I write quite a bit about 1911s, and really enjoy shooting and carrying them. In the interest of offering some defensive 1911 recommendations, I recently borrowed a commander-sized 1911 from Kimber. The gun, the Kimber Aegis Elite Pro is the subject of this review.
Things in the firearms world tend to suffer something of a pendulum swing. One such thing is the concept of racking the shotgun. For decades there was a lot of really obnoxious conventional wisdom that said working a pump shotgun’s action was a terrifying sound. The sound alone, it was said, would make a bad guy run away in fear.
The internet is chuck-a-buck full of myths and distortions about defensive shotguns. There is one that has always particularly bugged me. The myth, one common even among “shotgun guys,” is that the shotgun is a “low capacity weapon.” Shotguns are not low-capacity weapons, and this article will explain why.
Today we continue with the Gun Owner 101 series, finally arriving at the guns themselves.

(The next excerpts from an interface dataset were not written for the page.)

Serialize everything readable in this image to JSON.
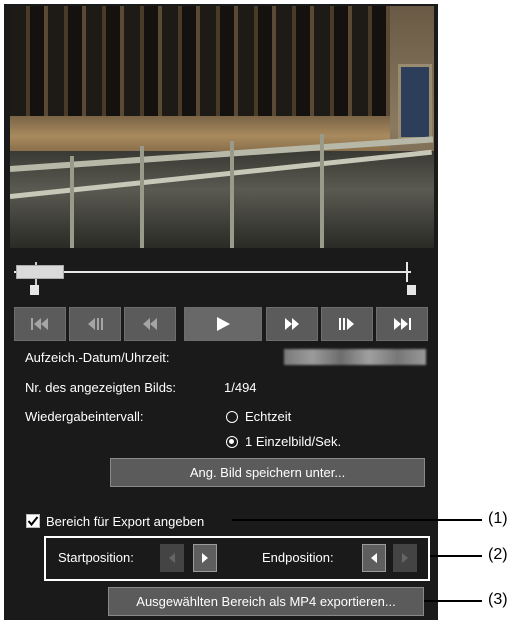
{
  "transport": {
    "icons": [
      "skip-start-icon",
      "step-back-icon",
      "rewind-icon",
      "play-icon",
      "fast-forward-icon",
      "step-forward-icon",
      "skip-end-icon"
    ]
  },
  "info": {
    "record_datetime_label": "Aufzeich.-Datum/Uhrzeit:",
    "frame_number_label": "Nr. des angezeigten Bilds:",
    "frame_number_value": "1/494",
    "playback_interval_label": "Wiedergabeintervall:",
    "options": [
      "Echtzeit",
      "1 Einzelbild/Sek."
    ],
    "selected_option": "1 Einzelbild/Sek."
  },
  "buttons": {
    "save_image": "Ang. Bild speichern unter...",
    "export_mp4": "Ausgewählten Bereich als MP4 exportieren..."
  },
  "export": {
    "checkbox_label": "Bereich für Export angeben",
    "checked": true,
    "start_label": "Startposition:",
    "end_label": "Endposition:"
  },
  "callouts": [
    "(1)",
    "(2)",
    "(3)"
  ],
  "colors": {
    "panel_bg": "#1a1a1a",
    "button_bg": "#5b5b5b",
    "text": "#ffffff"
  }
}
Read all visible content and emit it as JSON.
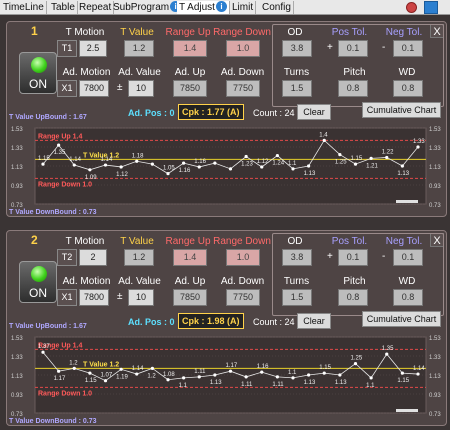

Choosing a carry gun is a daunting proposition in market crowded with competing offerings. This article will hopefully offer some tools to help you thin the herd and arrive at the best possible handgun for your personal protection.
I have carried several different firearms over the past two decades. I recently did an accounting of the guns that I have considered my “carry gun.” The list was longer than I anticipated – six pistols and three revolvers. Since I’m sort of on a retrospective kick lately, let’s take a look at my concealed carry handguns, and more importantly, what I learned from them.
The 1911 has a two manual safeties that must be disengaged simultaneously to operate the firearm. These safeties are often misunderstood or simply misused. Managing 1911 safeties effectively and reliably is paramount to deploying the defensive 1911. There are hardware and software issues that go into managing these safeties, and today we take a look at those factors.
I recently finished a book by Steven Pressfield, 36 Righteous Men. Pressfield is one of my favorite fiction authors; if you haven’t read Gates of Fire you don’t know what you’re missing. With that said, 36 Righteous Men wasn’t my favorite Pressfield work. When I read a line about a character “flicking the safety off” her Glock I cringed†. I realized this wasn’t the first book in recent memory with such a slip-up. Here are some common gun mistakes in fiction, as well as how to avoid making them.
The 1911 isn’t recommended by gun writers and YouTube people much anymore. I think this is because of a unwritten rule I’ve observed in the gun world that says, “if it’s not suitable for everybody, it’s not suitable for anybody.” I don’t agree with that. Nor do I agree that the 1911 is the “ultimate” handgun. The 1911 can be a viable option, but it has some serious limitations. Here are some reasons to consider the 1911 when weighing defensive handgun options.